Is this misquote the end of the world? No, of course not. But it is just another small piece of evidence that points to the fact that this president is essentially disconnected from the country he is supposed to be leading. Barack Obama really isn’t much of an American.
The error perfectly encapsulates the shallowness of Barack Obama’s intellect, and his lack of rigor. Obama is a man who accumulated academic credentials while giving no evidence whatsoever of achieving any depth. He was the only president of the Harvard Law Review to graduate without penning a signed article in that esteemed journal. His academic transcripts remain under lock and key, as do his academic papers.
For the sort of people like David Brooks of the New York Times, who are impressed by fancy degrees and a sharp crease in the trousers, Obama may appear to be the smartest ever occupant of the Oval Office. But, as the old joke goes, deep down, he is shallow. Underfoot, literally, there is woven into his background a prominent vein of phoniness.
For some reason or other, Obama has been able to skate through academia and politics without ever being seriously challenged to prove his depth. A simple veneer of glibness has been enough to win the accolades of the liberal intelligentsia. But now that he has actual responsibilities — including relatively trivial ones like custodianship of the inner sanctum of the presidency — his lack of substance keeps showing up in visible, embarrassing and troubling ways.
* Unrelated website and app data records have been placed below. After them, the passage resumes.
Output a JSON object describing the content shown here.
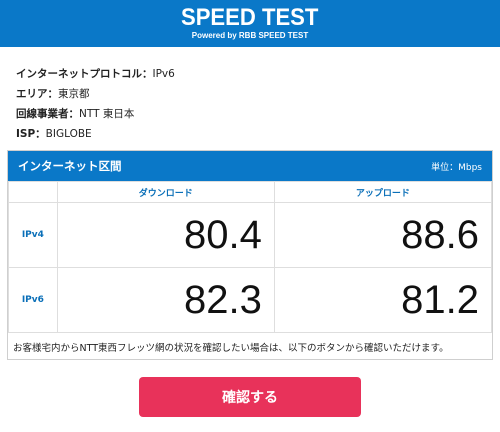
{
  "header": {
    "title": "SPEED TEST",
    "subtitle": "Powered by RBB SPEED TEST"
  },
  "info": [
    {
      "key": "インターネットプロトコル：",
      "value": "IPv6"
    },
    {
      "key": "エリア：",
      "value": "東京都"
    },
    {
      "key": "回線事業者：",
      "value": "NTT 東日本"
    },
    {
      "key": "ISP：",
      "value": "BIGLOBE"
    }
  ],
  "panel": {
    "title": "インターネット区間",
    "unit": "単位：Mbps",
    "columns": [
      "ダウンロード",
      "アップロード"
    ],
    "rows": [
      {
        "label": "IPv4",
        "download": "80.4",
        "upload": "88.6"
      },
      {
        "label": "IPv6",
        "download": "82.3",
        "upload": "81.2"
      }
    ],
    "note": "お客様宅内からNTT東西フレッツ網の状況を確認したい場合は、以下のボタンから確認いただけます。"
  },
  "button": {
    "label": "確認する"
  },
  "colors": {
    "brand_blue": "#0a78c8",
    "button_red": "#e8325a"
  }
}
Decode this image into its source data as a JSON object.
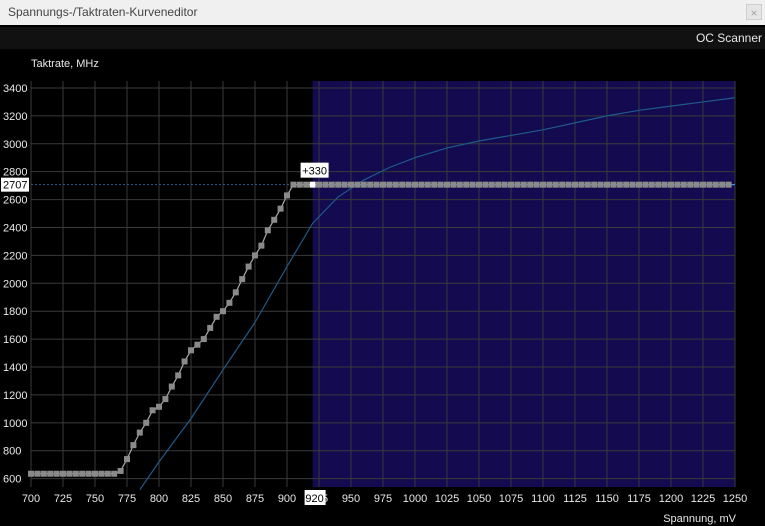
{
  "window": {
    "title": "Spannungs-/Taktraten-Kurveneditor",
    "close_icon": "close-icon"
  },
  "toolbar": {
    "oc_scanner_label": "OC Scanner"
  },
  "chart_data": {
    "type": "line",
    "ylabel": "Taktrate, MHz",
    "xlabel": "Spannung, mV",
    "xlim": [
      700,
      1250
    ],
    "ylim": [
      540,
      3450
    ],
    "x_ticks": [
      "700",
      "725",
      "750",
      "775",
      "800",
      "825",
      "850",
      "875",
      "900",
      "920",
      "925",
      "950",
      "975",
      "1000",
      "1025",
      "1050",
      "1075",
      "1100",
      "1125",
      "1150",
      "1175",
      "1200",
      "1225",
      "1250"
    ],
    "y_ticks": [
      "600",
      "800",
      "1000",
      "1200",
      "1400",
      "1600",
      "1800",
      "2000",
      "2200",
      "2400",
      "2600",
      "2800",
      "3000",
      "3200",
      "3400"
    ],
    "selected_point": {
      "voltage": 920,
      "clock": 2707,
      "offset_label": "+330",
      "clock_label": "2707",
      "voltage_label": "920"
    },
    "highlight_region_start": 920,
    "curve_color": "#a9a9a9",
    "point_color": "#8a8a8a",
    "baseline_color": "#1f5a8c",
    "limit_line_color": "#3da0ff",
    "region_color": "#130a50",
    "series": [
      {
        "name": "",
        "role": "edited-curve",
        "x": [
          700,
          705,
          710,
          715,
          720,
          725,
          730,
          735,
          740,
          745,
          750,
          755,
          760,
          765,
          770,
          775,
          780,
          785,
          790,
          795,
          800,
          805,
          810,
          815,
          820,
          825,
          830,
          835,
          840,
          845,
          850,
          855,
          860,
          865,
          870,
          875,
          880,
          885,
          890,
          895,
          900,
          905,
          910,
          915,
          920
        ],
        "y": [
          635,
          635,
          635,
          635,
          635,
          635,
          635,
          635,
          635,
          635,
          635,
          635,
          635,
          635,
          655,
          740,
          840,
          930,
          1000,
          1090,
          1115,
          1170,
          1260,
          1340,
          1440,
          1520,
          1560,
          1600,
          1680,
          1760,
          1800,
          1860,
          1935,
          2030,
          2120,
          2200,
          2270,
          2380,
          2455,
          2535,
          2630,
          2707,
          2707,
          2707,
          2707
        ]
      },
      {
        "name": "",
        "role": "baseline-curve",
        "x": [
          785,
          800,
          825,
          850,
          875,
          900,
          920,
          940,
          960,
          980,
          1000,
          1025,
          1050,
          1075,
          1100,
          1125,
          1150,
          1175,
          1200,
          1225,
          1250
        ],
        "y": [
          520,
          720,
          1030,
          1380,
          1720,
          2120,
          2430,
          2620,
          2740,
          2830,
          2900,
          2970,
          3020,
          3060,
          3100,
          3150,
          3200,
          3240,
          3270,
          3300,
          3330
        ]
      },
      {
        "name": "",
        "role": "flat-limit",
        "x": [
          920,
          1250
        ],
        "y": [
          2707,
          2707
        ]
      }
    ]
  }
}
For the record, King never claimed the phrase as his own. He quoted Parker, one of his inspirations, in using this phrase, a point never noticed by Barack Obama during his campaign. He repeated the phrase often enough that it caught the attention of Reverend Matt Tittle, who attempted to inform the campaign in April 2008 that Obama was misattributing the quote. The campaign never replied to Tittle, but for a while Obama dropped the reference, and Tittle thought the message had been received.
When did this come out? Well, Tittle blogged about it in December 2008 at the Houston Chronicle. In July 2009, I wrote about it as an Obamateurism of the Day — and that was more than a year before the White House decided to commit their poor research into the press release for the Oval Office rug. When that happened, it became one of this week’s OOTDs, and will be one of the selections in tomorrow’s OOTW poll.
It’s nice of the Post to notice this, even if it ran on a Saturday, but perhaps they might credit Tittle, who first reported it.
Well, as Bob Hope said, “It’s not what we know, but what we know that ain’t so that gets us into trouble.” Or was that Will Rogers?
FWIW: Based on this picture of the carpet itself, none of the quotations are attributed, so the carpet won’t be sent back to rewrite.
And Dodd, with a nod to our video